In the last few years during the economic downturn, a softbound book, "Arizona Foreclosure," has been popular.
"This one has been getting a lot of use by attorneys and the public," she said.
Hornberger, 38, said she has mostly learned on the job. She recently did get her library degree through distance learning at the University of Arizona.
"It was daunting, but I've learned a lot over the years," she said.
Most of the visitors to the library are lawyers, people representing themselves, people with a legal question, court staff and judges, Hornberger said.
Walk-ins are welcome during weekday hours when the library is open.
"They can walk in, or they can call me, or go to 'Ask the Librarian' on the website," she said. "I get back to them within a day. Sometimes we have the answers, and sometimes we connect them with the resources they need."
FEEL LISTENED TO
One of the best resources offered at the library are the packets on legal subjects that are assembled by staff, such as the packet on divorce, with step-by-step instructions.
"We're here for the average person representing themselves, and the working professional," Hornberger said. "We have about 75 packets, and we have these all in Spanish."
Perhaps 8,000 county residents use the library each year, she estimated.

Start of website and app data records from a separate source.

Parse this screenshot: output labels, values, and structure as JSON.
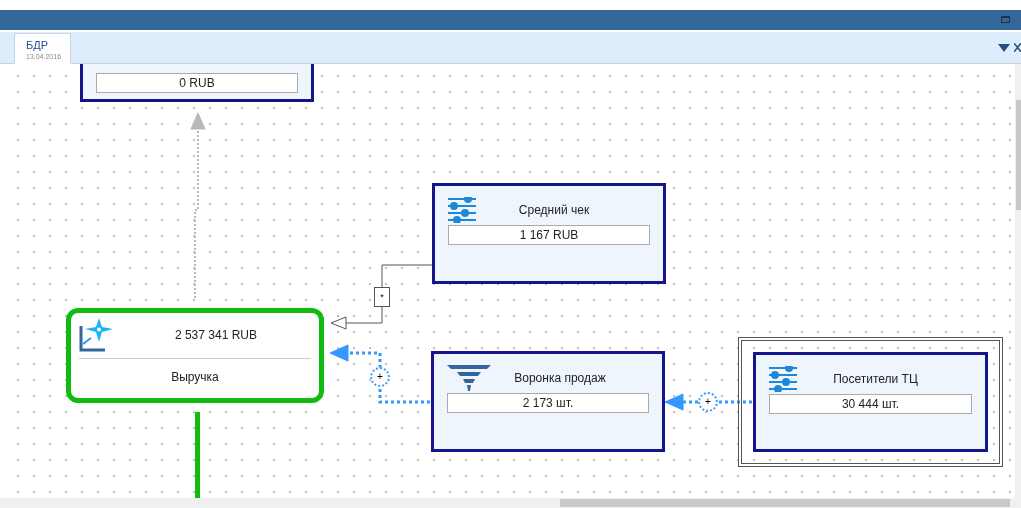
{
  "tabs": [
    {
      "label": "БДР",
      "date": "13.04.2016",
      "selected": true
    }
  ],
  "nodes": [
    {
      "kind": "input",
      "value": "0 RUB",
      "selected": false
    },
    {
      "kind": "input",
      "title": "Средний чек",
      "value": "1 167 RUB",
      "selected": false
    },
    {
      "kind": "result",
      "title": "Выручка",
      "value": "2 537 341 RUB",
      "selected": false
    },
    {
      "kind": "funnel",
      "title": "Воронка продаж",
      "value": "2 173 шт.",
      "selected": false
    },
    {
      "kind": "input",
      "title": "Посетители ТЦ",
      "value": "30 444 шт.",
      "selected": true
    }
  ],
  "connectors": [
    {
      "kind": "dotted-grey"
    },
    {
      "kind": "solid",
      "label": "*"
    },
    {
      "kind": "dotted-blue",
      "label": "+"
    },
    {
      "kind": "dotted-blue",
      "label": "+"
    }
  ]
}
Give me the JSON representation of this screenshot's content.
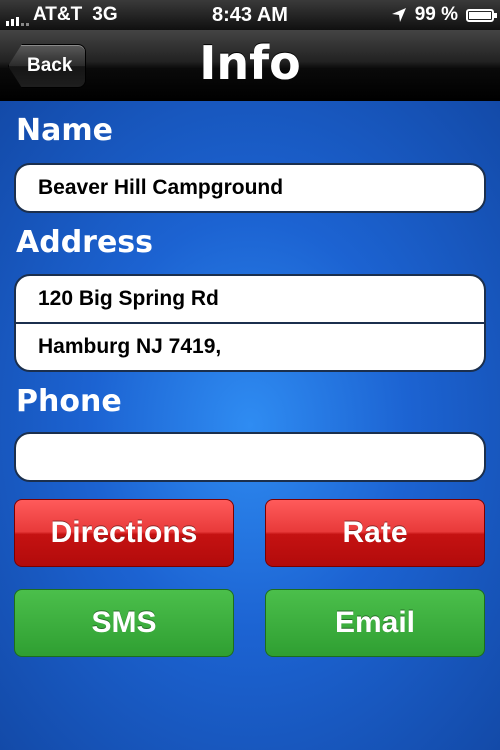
{
  "status_bar": {
    "carrier": "AT&T",
    "network": "3G",
    "time": "8:43 AM",
    "battery_text": "99 %",
    "battery_level": 0.99
  },
  "nav": {
    "back_label": "Back",
    "title": "Info"
  },
  "form": {
    "name_label": "Name",
    "name_value": "Beaver Hill Campground",
    "address_label": "Address",
    "address_line1": "120 Big Spring Rd",
    "address_line2": "Hamburg NJ 7419,",
    "phone_label": "Phone",
    "phone_value": ""
  },
  "actions": {
    "directions": "Directions",
    "rate": "Rate",
    "sms": "SMS",
    "email": "Email"
  },
  "colors": {
    "background": "#1c63d2",
    "button_red": "#d42020",
    "button_green": "#3aab3c"
  }
}
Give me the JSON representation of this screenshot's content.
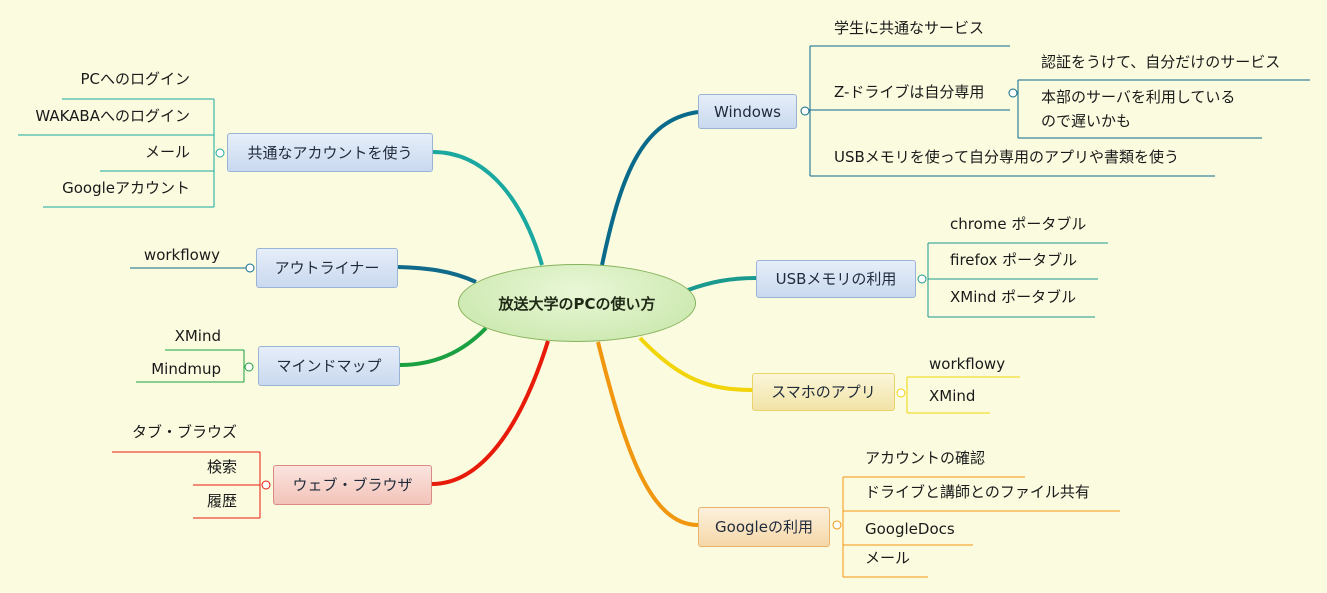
{
  "central": "放送大学のPCの使い方",
  "branches": {
    "windows": {
      "label": "Windows",
      "children": {
        "common_service": "学生に共通なサービス",
        "z_drive": "Z-ドライブは自分専用",
        "z_auth": "認証をうけて、自分だけのサービス",
        "z_slow_1": "本部のサーバを利用している",
        "z_slow_2": "ので遅いかも",
        "usb_use": "USBメモリを使って自分専用のアプリや書類を使う"
      }
    },
    "usb": {
      "label": "USBメモリの利用",
      "children": [
        "chrome ポータブル",
        "firefox ポータブル",
        "XMind ポータブル"
      ]
    },
    "smartphone": {
      "label": "スマホのアプリ",
      "children": [
        "workflowy",
        "XMind"
      ]
    },
    "google": {
      "label": "Googleの利用",
      "children": [
        "アカウントの確認",
        "ドライブと講師とのファイル共有",
        "GoogleDocs",
        "メール"
      ]
    },
    "account": {
      "label": "共通なアカウントを使う",
      "children": [
        "PCへのログイン",
        "WAKABAへのログイン",
        "メール",
        "Googleアカウント"
      ]
    },
    "outliner": {
      "label": "アウトライナー",
      "children": [
        "workflowy"
      ]
    },
    "mindmap": {
      "label": "マインドマップ",
      "children": [
        "XMind",
        "Mindmup"
      ]
    },
    "browser": {
      "label": "ウェブ・ブラウザ",
      "children": [
        "タブ・ブラウズ",
        "検索",
        "履歴"
      ]
    }
  },
  "colors": {
    "background": "#fbfbe0",
    "windows": "#0a6a8a",
    "usb": "#1a9a8e",
    "smartphone": "#f2d40a",
    "google": "#f0960f",
    "account": "#1aa8a0",
    "outliner": "#106a8a",
    "mindmap": "#1aa040",
    "browser": "#e81a0a"
  }
}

Through online services, folks in the farthest reaches of the county, like Fredonia, Leupp and Page, can avail themselves of library help.
"We do have what I consider a branch library online," she said. "They can fill in forms online, print them out and mail them in."
Also in the library are work areas where a computer, a printer and a copy machine make dealing with legal issues easier.
Hornberger said she knows "what's out there" and can answer many legal questions.
Mondays tend to be the busiest time in the library, she added.
By appointment, people can also reserve a free half-hour of legal advice from a professional.
"People hit a lot of brick walls," she said. "When they come here, they feel listened to."
INVESTED IN JUSTICE
Hornberger, who is from Cincinnati, said she was attracted to Flagstaff during a road trip at age 19, a trip inspired by viewing the 1991 movie, "Thelma and Louise," which ends with a final dramatic scene at Dead Horse Point near the Grand Canyon.
"I left in the middle of the night," she remembered of her road trip. "I just fell in love with the way everything looks here."
She moved here in 1999.
Hornberger said she loves her job as a law library specialist.
She said the county and the community have been very supportive of the library and her role in it.
"I have the ability to be creative," she said. "They say, 'Just go do it; come up with ideas. We're behind you.'"
She said she would like it if everyone all over Coconino County would feel comfortable getting in touch with her if they need help.
"I'll work with them," she said. "We want to remove barriers, whatever that barrier may be, and resolve their legal problems."
As the only librarian in the law library, she is up to the task.
"You have to do everything, but I don't have to do the cleaning," she said with a laugh.
Although her new degree might qualify her for other library jobs, she's staying put here.
"It's something new every day, and I really like working with the public in this way," Hornberger said. "Law is interesting. I feel really invested with the justice system in our country. I feel it's an important part of our democracy."
Betsey Bruner can be reached at firstname.lastname@example.org or 556-2255.